Available data:
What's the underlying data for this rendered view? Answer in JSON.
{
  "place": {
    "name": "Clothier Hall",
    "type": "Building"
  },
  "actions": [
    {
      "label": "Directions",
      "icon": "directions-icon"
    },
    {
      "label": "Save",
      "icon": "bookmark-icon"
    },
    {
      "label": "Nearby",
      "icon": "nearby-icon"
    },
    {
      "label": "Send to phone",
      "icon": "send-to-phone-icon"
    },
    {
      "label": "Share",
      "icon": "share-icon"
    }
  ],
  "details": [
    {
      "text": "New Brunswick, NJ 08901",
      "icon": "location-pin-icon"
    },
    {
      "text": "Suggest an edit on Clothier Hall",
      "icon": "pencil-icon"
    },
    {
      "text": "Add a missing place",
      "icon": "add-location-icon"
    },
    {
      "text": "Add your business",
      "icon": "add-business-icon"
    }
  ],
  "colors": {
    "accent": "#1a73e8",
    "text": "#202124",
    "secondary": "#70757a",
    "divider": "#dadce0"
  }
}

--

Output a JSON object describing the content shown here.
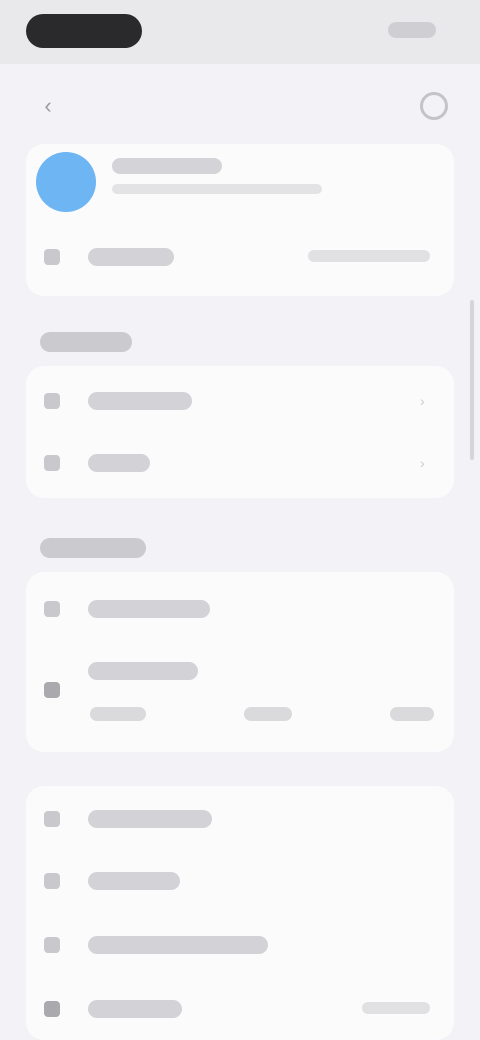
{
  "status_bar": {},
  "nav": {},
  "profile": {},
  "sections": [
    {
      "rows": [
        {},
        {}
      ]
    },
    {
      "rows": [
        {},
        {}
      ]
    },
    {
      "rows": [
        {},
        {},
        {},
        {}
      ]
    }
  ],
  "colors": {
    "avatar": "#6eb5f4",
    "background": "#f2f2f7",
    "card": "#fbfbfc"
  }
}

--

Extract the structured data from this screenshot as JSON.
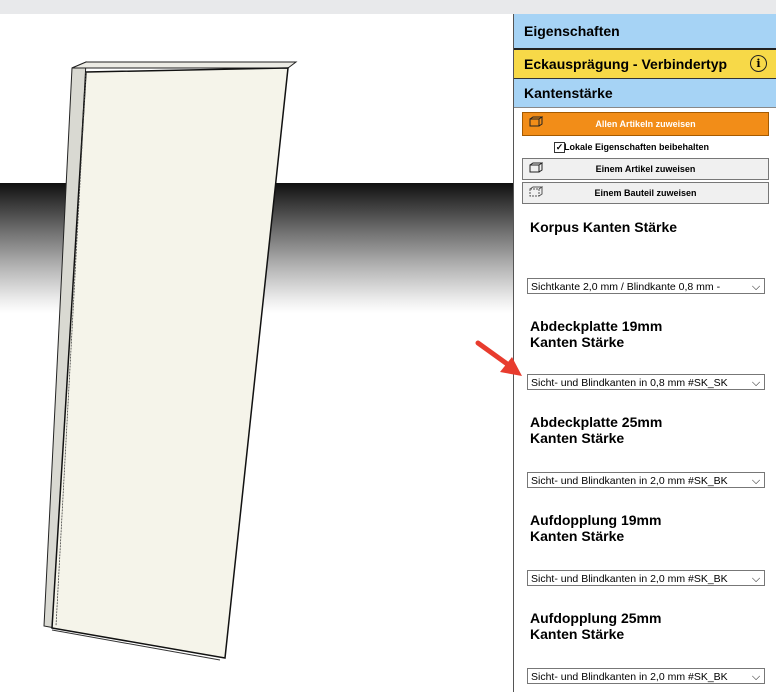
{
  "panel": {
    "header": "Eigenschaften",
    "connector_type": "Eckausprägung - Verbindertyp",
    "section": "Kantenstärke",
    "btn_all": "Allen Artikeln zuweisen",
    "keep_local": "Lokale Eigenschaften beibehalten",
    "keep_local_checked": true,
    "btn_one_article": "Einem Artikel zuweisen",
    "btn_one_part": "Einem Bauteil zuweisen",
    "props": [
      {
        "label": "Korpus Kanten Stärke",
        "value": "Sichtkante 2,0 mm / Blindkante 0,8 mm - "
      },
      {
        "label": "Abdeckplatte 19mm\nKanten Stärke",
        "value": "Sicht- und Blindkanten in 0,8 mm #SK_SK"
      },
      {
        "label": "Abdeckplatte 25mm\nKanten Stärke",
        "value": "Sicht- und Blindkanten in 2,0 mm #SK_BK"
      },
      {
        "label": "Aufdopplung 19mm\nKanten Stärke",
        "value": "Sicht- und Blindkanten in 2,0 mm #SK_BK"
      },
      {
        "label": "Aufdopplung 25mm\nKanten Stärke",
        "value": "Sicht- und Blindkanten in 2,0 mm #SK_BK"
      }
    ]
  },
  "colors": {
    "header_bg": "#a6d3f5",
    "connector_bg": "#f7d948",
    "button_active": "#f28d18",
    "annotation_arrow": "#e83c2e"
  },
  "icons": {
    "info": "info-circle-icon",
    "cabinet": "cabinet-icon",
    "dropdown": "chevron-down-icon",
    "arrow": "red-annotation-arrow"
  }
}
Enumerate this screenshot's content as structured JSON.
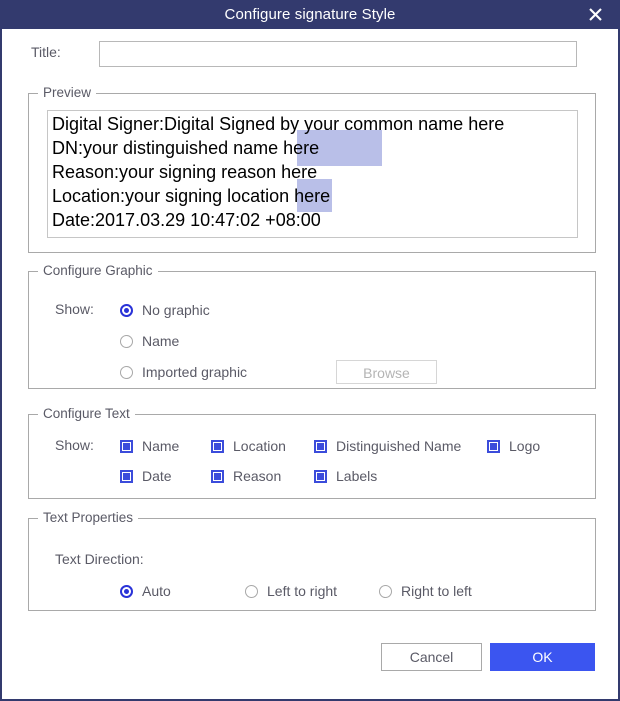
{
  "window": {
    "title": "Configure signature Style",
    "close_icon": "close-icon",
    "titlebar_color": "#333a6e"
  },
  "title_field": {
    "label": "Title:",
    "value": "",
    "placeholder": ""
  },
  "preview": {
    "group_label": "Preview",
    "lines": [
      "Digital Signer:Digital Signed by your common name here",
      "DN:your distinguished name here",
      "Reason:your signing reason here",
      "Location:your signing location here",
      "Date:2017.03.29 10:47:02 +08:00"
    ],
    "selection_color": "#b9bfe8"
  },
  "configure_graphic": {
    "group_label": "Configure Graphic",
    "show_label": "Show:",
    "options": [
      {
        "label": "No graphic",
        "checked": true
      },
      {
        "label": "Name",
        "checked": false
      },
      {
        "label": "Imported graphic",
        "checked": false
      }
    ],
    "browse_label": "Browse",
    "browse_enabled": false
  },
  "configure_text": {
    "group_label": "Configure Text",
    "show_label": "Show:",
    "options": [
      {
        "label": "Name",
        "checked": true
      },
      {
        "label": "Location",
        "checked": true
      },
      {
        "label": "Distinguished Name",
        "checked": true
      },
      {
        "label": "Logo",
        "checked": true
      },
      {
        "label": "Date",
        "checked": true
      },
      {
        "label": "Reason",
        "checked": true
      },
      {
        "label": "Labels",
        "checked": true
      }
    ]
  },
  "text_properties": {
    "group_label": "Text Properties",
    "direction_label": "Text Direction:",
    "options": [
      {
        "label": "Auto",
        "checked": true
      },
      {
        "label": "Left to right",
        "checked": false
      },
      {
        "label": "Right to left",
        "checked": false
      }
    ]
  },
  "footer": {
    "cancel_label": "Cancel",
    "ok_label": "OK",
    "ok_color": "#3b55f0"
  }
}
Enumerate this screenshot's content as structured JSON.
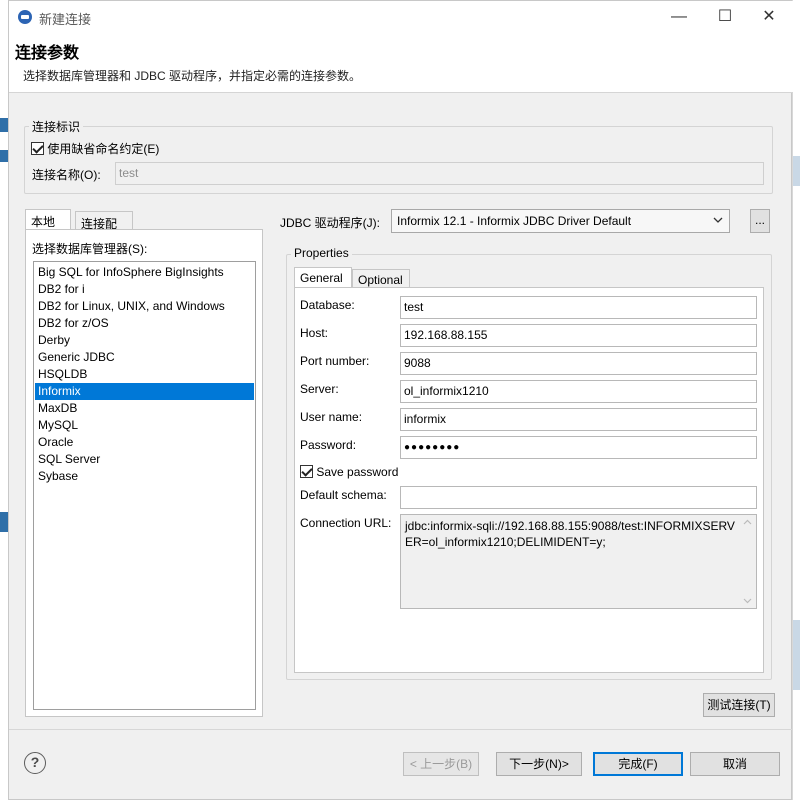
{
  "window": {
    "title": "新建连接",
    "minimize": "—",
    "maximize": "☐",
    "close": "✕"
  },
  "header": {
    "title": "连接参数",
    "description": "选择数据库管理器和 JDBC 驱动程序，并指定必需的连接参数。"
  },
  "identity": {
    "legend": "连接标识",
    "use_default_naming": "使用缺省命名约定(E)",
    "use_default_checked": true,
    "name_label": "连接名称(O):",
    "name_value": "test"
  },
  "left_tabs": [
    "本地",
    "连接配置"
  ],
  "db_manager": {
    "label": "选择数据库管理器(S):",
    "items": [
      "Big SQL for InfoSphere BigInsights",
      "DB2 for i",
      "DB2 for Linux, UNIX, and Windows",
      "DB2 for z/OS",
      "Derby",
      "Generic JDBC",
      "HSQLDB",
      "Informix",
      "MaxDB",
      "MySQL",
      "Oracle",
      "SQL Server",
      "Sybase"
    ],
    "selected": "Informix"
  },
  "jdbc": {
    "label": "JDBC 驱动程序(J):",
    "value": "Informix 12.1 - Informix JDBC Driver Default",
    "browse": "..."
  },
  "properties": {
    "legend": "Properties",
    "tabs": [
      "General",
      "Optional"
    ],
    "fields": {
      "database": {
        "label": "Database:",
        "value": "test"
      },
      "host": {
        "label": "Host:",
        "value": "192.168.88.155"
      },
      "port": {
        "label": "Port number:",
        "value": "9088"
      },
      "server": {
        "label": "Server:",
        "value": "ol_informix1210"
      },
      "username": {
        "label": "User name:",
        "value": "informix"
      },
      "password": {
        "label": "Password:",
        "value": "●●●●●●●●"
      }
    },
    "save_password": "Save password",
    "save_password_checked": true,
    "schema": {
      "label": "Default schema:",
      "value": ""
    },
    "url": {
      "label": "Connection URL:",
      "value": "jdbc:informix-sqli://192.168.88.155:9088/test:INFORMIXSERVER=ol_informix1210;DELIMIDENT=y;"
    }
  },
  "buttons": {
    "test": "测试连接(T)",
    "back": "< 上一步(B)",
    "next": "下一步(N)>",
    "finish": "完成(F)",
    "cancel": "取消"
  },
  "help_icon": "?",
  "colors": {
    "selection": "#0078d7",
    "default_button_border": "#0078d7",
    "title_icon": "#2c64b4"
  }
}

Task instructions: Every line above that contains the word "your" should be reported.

Answer to this task:
      "text": "Add your business",
      "Digital Signer:Digital Signed by your common name here",
      "DN:your distinguished name here",
      "Reason:your signing reason here",
      "Location:your signing location here",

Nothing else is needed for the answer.